5 of the best (and worst) World Cup campaigns

According to Zenith, this summer’s World Cup campaigns will add $2.4bn to the global ad spend this year. In the UK, it will account for an extra £40m, considering both the extra money spent by advertisers seeking to reach World Cup audiences and the reductions by advertisers looking to steer clear of this crowded period.

So, of the dozens of companies linking their summer campaign to the beautiful game, who has scored a cracker and who deserves to be red-carded?

The crowd favourite

Two years ago, the island nation of Iceland qualified for a major football tournament for the first time. They then exceeded all expectations at Euro 2016, beating England on their way to the quarter-finals.

Before 2014, the country had only won 16 World Cup qualification matches. Now, the Icelandic squad are heading to Russia for their first World Cup and with a population of under 350,000 it’s no surprise the nation is getting behind its team.

Icelandair have gone back to the start of their country’s international football history for a new ad celebrating the squad’s recent achievements. Having been a supporter of the team for 70 years, the airline has produced an emotional and powerful ad ‘For Iceland’ which brings the country’s football story up to date.

The popular signing

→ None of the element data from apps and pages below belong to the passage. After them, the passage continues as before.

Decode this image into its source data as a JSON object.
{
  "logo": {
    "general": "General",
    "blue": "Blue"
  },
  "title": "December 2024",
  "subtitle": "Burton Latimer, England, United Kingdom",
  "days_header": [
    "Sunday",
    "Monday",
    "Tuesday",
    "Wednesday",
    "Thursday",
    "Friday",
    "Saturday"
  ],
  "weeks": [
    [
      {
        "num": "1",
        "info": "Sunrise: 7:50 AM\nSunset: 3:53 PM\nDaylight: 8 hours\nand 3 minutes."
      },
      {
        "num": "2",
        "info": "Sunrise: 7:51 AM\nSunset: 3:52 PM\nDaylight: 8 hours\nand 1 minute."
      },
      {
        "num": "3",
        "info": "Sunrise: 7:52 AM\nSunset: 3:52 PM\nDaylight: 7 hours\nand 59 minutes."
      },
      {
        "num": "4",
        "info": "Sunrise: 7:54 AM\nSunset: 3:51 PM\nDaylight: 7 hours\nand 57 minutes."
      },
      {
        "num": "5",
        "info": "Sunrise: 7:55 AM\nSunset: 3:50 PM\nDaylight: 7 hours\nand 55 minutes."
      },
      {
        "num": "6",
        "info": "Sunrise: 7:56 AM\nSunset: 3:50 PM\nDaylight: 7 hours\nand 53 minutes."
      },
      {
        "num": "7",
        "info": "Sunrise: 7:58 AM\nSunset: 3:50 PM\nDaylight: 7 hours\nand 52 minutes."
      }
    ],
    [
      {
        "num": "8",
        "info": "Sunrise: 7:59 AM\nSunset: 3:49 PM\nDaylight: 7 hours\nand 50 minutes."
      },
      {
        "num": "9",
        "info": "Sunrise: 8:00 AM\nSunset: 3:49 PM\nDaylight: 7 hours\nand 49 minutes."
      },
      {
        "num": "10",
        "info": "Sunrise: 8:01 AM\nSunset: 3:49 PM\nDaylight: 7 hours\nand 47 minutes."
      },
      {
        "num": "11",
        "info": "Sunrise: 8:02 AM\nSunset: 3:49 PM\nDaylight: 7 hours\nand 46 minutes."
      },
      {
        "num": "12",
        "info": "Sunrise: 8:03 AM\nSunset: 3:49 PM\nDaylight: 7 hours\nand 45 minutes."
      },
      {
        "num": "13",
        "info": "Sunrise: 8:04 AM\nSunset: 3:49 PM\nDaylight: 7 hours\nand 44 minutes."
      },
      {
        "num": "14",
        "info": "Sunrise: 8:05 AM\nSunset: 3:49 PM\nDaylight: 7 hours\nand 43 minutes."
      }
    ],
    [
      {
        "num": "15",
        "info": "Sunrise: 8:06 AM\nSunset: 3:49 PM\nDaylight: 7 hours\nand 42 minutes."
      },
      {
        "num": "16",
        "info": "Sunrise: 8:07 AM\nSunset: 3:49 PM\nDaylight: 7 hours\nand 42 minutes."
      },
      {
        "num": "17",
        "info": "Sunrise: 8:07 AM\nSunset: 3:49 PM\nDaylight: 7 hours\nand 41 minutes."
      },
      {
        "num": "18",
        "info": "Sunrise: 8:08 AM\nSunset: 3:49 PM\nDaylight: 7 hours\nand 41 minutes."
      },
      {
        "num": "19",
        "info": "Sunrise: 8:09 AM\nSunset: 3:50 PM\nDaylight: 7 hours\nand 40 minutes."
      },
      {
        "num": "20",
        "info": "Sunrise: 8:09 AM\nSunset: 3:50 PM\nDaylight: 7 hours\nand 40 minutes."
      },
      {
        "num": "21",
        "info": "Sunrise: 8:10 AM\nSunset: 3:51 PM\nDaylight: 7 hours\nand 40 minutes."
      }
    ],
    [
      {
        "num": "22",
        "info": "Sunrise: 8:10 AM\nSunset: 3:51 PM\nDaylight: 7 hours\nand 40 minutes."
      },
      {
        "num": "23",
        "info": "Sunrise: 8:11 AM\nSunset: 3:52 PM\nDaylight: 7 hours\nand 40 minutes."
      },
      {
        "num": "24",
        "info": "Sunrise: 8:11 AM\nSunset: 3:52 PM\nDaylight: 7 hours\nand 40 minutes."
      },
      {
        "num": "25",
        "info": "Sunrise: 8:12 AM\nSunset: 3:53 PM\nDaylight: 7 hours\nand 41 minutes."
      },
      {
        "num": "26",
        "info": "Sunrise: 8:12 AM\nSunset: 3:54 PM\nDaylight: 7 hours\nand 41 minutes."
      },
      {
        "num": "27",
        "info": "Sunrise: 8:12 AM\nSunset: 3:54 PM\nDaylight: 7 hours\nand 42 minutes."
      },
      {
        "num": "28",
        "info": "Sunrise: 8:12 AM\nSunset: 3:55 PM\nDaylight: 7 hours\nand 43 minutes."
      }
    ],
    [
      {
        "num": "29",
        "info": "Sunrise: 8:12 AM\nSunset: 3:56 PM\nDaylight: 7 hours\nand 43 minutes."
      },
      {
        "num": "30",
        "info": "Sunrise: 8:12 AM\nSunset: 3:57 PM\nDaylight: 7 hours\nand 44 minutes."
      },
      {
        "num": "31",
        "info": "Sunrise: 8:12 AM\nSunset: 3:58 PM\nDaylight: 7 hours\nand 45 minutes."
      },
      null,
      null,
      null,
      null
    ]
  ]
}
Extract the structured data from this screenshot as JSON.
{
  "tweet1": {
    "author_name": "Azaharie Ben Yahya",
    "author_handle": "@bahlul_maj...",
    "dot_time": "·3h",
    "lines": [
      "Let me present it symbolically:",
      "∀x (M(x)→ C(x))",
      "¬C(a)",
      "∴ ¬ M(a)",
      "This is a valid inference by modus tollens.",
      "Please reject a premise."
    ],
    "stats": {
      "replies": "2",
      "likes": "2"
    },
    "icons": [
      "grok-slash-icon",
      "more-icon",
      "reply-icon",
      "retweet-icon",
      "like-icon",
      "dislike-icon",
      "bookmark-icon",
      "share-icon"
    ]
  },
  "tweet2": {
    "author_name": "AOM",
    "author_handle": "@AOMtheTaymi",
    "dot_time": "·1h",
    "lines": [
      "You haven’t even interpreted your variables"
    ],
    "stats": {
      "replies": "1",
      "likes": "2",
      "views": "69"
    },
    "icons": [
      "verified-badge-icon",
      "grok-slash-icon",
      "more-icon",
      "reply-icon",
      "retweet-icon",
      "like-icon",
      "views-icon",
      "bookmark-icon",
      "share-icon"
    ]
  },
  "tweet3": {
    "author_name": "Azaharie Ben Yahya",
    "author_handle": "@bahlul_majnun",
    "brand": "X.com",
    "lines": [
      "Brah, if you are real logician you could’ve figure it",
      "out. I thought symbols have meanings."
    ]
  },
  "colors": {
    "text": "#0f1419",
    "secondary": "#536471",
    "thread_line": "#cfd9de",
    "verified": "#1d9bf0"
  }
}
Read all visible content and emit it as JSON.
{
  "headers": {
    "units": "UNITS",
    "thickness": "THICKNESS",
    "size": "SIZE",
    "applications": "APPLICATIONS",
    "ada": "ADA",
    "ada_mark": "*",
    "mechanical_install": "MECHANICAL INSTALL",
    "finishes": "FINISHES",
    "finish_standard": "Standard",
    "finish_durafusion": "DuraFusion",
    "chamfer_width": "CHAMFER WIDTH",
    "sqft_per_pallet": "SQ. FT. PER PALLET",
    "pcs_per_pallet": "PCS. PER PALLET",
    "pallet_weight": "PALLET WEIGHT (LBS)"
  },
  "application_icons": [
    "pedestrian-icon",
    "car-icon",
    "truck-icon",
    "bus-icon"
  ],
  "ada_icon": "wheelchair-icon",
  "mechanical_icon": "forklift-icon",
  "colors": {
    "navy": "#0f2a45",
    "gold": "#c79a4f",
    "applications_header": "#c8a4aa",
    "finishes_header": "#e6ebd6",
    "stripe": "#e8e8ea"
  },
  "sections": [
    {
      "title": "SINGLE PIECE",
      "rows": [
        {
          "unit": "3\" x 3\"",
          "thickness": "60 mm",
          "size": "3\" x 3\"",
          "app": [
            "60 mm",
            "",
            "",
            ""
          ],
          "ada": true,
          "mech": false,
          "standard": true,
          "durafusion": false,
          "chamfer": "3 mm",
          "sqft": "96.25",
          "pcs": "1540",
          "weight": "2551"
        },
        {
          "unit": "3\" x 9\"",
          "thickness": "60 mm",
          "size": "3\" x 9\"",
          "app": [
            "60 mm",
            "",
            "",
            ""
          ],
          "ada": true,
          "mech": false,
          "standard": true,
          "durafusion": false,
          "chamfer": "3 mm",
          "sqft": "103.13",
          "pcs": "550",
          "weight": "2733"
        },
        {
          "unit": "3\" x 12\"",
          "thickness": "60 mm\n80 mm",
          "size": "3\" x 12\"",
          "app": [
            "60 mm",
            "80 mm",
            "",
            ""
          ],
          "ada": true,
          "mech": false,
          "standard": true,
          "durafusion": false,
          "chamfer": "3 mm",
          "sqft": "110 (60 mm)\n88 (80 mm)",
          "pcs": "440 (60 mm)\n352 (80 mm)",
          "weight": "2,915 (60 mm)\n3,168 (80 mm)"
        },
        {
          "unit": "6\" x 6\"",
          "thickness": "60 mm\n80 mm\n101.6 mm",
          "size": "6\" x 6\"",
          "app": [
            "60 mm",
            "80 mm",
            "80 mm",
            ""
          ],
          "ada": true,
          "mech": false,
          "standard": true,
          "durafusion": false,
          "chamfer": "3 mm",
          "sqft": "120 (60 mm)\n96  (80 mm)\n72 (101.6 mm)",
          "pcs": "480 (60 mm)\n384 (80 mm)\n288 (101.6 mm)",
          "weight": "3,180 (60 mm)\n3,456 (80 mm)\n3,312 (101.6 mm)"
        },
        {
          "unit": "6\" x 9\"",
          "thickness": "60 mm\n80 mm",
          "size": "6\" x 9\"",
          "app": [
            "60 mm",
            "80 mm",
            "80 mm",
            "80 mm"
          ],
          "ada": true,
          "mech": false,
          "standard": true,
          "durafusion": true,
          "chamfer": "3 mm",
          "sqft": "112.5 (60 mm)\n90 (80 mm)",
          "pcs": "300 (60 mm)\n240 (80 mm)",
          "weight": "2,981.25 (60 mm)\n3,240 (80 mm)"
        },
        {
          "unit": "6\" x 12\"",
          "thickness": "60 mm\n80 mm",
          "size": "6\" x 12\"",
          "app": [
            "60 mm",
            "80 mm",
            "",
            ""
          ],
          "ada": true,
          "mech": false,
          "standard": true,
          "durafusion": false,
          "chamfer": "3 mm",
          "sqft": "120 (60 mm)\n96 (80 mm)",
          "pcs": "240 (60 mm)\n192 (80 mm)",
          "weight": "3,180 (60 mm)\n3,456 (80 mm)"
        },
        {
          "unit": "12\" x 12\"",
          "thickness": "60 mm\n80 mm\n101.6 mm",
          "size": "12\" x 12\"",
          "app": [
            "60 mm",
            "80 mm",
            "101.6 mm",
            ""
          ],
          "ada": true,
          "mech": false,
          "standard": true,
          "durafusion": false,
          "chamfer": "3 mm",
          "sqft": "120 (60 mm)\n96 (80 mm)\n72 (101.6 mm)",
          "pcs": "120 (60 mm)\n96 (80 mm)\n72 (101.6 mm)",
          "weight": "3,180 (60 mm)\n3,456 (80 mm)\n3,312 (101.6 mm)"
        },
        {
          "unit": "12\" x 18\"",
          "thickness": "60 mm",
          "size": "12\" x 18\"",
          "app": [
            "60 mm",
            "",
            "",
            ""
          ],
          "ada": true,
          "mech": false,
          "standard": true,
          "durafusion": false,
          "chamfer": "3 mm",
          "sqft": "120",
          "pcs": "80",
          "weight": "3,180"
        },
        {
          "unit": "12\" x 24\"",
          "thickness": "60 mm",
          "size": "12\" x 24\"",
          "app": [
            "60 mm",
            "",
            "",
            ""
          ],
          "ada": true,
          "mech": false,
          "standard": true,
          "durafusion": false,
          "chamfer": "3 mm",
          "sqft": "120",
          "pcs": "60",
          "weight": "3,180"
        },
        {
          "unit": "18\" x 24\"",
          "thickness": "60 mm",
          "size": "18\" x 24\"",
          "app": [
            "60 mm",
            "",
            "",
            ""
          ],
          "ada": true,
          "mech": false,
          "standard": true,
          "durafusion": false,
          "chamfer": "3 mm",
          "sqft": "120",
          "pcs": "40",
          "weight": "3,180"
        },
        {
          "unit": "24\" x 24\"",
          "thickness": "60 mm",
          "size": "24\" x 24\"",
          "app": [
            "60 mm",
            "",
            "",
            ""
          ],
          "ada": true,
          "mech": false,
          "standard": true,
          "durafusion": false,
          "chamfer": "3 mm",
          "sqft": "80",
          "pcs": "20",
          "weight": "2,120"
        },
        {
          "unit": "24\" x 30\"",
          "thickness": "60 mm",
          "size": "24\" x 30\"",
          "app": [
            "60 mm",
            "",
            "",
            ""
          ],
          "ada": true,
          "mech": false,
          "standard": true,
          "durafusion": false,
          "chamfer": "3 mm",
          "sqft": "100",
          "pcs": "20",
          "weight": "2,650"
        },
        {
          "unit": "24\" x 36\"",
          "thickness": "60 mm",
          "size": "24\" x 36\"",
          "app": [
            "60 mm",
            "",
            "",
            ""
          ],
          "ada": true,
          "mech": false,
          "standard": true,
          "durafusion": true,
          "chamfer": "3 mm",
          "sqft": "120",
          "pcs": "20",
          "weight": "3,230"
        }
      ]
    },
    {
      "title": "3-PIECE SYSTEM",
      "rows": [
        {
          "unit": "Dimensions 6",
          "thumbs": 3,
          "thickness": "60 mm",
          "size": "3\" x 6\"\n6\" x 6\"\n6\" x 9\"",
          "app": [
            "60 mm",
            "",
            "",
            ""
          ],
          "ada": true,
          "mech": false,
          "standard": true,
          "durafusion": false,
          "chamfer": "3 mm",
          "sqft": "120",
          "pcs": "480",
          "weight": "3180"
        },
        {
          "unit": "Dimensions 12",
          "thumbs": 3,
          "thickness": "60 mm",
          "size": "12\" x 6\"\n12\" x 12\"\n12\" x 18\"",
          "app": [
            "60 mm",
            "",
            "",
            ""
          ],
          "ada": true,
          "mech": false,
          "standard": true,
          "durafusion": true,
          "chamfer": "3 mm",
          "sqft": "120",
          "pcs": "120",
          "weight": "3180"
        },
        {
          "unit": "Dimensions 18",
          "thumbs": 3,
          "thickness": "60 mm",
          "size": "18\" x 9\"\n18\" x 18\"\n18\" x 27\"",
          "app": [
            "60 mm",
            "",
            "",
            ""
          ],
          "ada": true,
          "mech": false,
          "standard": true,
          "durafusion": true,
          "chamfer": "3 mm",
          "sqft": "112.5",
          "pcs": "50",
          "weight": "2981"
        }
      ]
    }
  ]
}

A combination of England footballers and children in a marketing campaign could be a recipe for disaster. These things often don’t end well, but there’s plenty of humour in Lidl’s new World Cup campaigns.

Leveraging an existing football relationship gives authenticity to the campaign, and through the supermarket’s partnership with the national FAs they have created 3 million opportunities for 5-11 year-olds to participate in grassroots football programmes across the UK.

The brand use these 5-11 year-olds in their campaign, and it’s these kids that are the stars of the show. From a discussion about the speed of a girl’s pet dog to Kyle Walker being told the true meaning of pressure, this is a sweet and engaging ad that references the World Cup while also selling Lidl’s grassroots football credentials. Nicely done.

The engrossing spectacle

Four years ago, Unibet’s ‘Luck is no coincidence’ campaign proved that creating entertaining and interesting content could be a great way to drive engagement.

This time, it’s global electrics brand LG who have come up with an interesting content-based idea. Their ‘Live the Game’ campaign sees players from England’s past (Terry Butcher), present (Eric Dier) and future (Dominic Calvert-Lewin) watch important England matches on a large LG TV.

The trio watch and discuss these matches on their OLED TV and talk about playing for the national side and their careers. It’s an interesting and insightful approach, and you can watch the three videos on LG’s website.

The glaring miss

There are precious few footballers who have gone on to enjoy a long and successful acting career.

Frank Leboeuf may be the only man to have won a World Cup and star in an Oscar-winning film (he played a doctor in The Theory of Everything) but other than a few Eric Cantona movies it’s hard to think of any football star who’s gone on to big box office success.

We can blame Guy Richie for a couple of the less heralded transitions, and the less we say about David Beckham’s turn in the terrible King Arthur: Legend of the Sword and Vinnie Jones’ entire thespian career, the better.

So, when a brand decides to get players to actually act the outcome is often awful, as you can see in this cringeworthy effort from Pepsi.

Overproduced and glitzy, this is a downright cheesefest. It’s hard to say which is the worst bit, although for us Dele Alli’s pretend embarrassment at nearly covering a woman in blue paint takes some beating.

The own goal

The Pepsi advert is a case study in amazing marketing, however, when compared to the recently launched (and ditched) Mastercard World Cup campaigns.

This month, the credit card brand announced that for every goal scored in this summer’s World Cup, and every goal that Lionel Messi and Neymar score over the next two years, it will provide 10,000 meals to hungry children.

On the face of it, linking the brand’s tie-up with the World Food Programme could have been a way of demonstrating their charitable credentials. However, it soon became clear that the campaign had scored something of an own goal.

Henry Winter, chief football writer for The Times, said: “Compassion should never be a competition. It should be an instinct. And what does that say to Messi and Neymar? If you miss a goal, people starve.” imagine the guilt when a goalkeeper saves a penalty and 10,000 children don’t get a meal.

After a significant backlash, Mastercard were forced to ditch the campaign. A statement said: “Mastercard has heard the comments about our campaign in Latin America featuring our brand ambassadors Messi and Neymar Jr. in support of the United Nations World Food Programme.

“We don’t want fans, players or anyone to lose focus on the critical issue of hunger and our efforts to raise support for this cause. Based on the feedback, we are adjusting this campaign to replace the 10,000 meals donation per goal by Messi and Neymar Jr with a contribution of two million meals in 2018.”

So which brands have impressed you with their World Cup campaigns this summer? Let us know!